Dave Cameron of FanGraphs has been vocal about the Phillies' need to trade Cole Hamels, but what he wrote before the deadline is interesting to note:

The Phillies could easily market Hamels as Price-with-more-future-control, as they’ve been very similar pitchers over the last three years. They probably wouldn’t get as much in return for Hamels as the Rays would for Price — teams would likely rather not have the extra guaranteed years, which tells you something about the future value of those years — but they’d be able to command a pretty decent haul, and free up all of the remaining money owed for reallocation.

The Cubs wanted Hamels. They wouldn't have made a claim if they didn't want to pay that contract for his production. Cole Hamels is a very good pitcher and would fill a clear void in the organization for top of the rotation starter. But the Phillies were not going to give a talent like that away.

The reported ask by the Phillies from the Dodgers was three top-100 prospects in Joc Pederson, Julio Urias, and Corey Seager. Ruben Amaro Jr. was not going to accept a deal that didn't match that offer. Again, Jeff Samardzija, in a more involved deal, managed to net a top-5 prospect. The Phillies were not going to accept Dan Vogelbach/Pierce Johnson-type prospects in return.

Players not on the 40-man roster can be traded without passing through waivers, so the Cubs could have made an offer built around a Kris Bryant or Addison Russell. But are they really willing to part with a prized prospect for a player over 30? The Cubs made a nice play to claim Hamels. However, the gap in value between what the Cubs will, maybe should, give up is probably a lot lower than what the Phillies wanted in return.

One perceived roadblock to the deal turned out to be a non-issue. Contrary to earlier reports, Cole Hamels could not have blocked a trade to the Cubs. He gets to block 21 teams, and in a lot of cases agents advised their clients to block non-contenders.

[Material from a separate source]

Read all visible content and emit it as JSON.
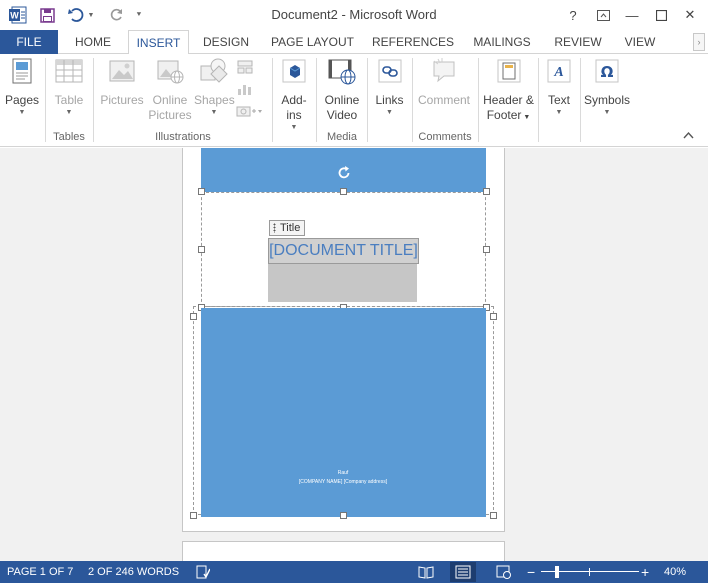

The reason for this is that those teams are unlikely to trade for the player and, therefore, the player has some leverage to negotiate some extra benefits out of the team trading for them. Or Cole Hamels might genuinely being interested in joining the Cubs. Either way he is out of the equation in terms of whether or not the Cubs can make a splash for 2015.

At the end of the day, this was much ado about nothing. That Phillies have been very public about teams needing to be aggressive to get their guys. The Cubs weren't ridiculously aggressive in their offer, and Hamels remains in Philadelphia. However, this does signal a shift in the type of players the Cubs are targeting. Being willing to pay market value for an over-30 top-of-the-rotation starter is a new development.


Thanks for reading; if you enjoyed it, please share with others.  And if you'd like to be updated on my future posts, and those from the rest of the Cubs Insider team, you can subscribe below.

Type your email address in the box and click the "create subscription" button. My list is completely spam free, and you can opt out at any time.

And be sure to like Cubs Insider on Facebook. You can also submit to reddit


Leave a comment
  • 1. Am I correct that Philly revoked the waivers, and hence from Philly's perspective, any trade talk with anyone is off because now their only available path is to outright him (irrevocable waiver)?

    2. Is there some source for the text of the contracts themselves, or does the media just rely on the twitterverse on whether his no trade clause had or didn't have an exception for the Cubs?

Leave a comment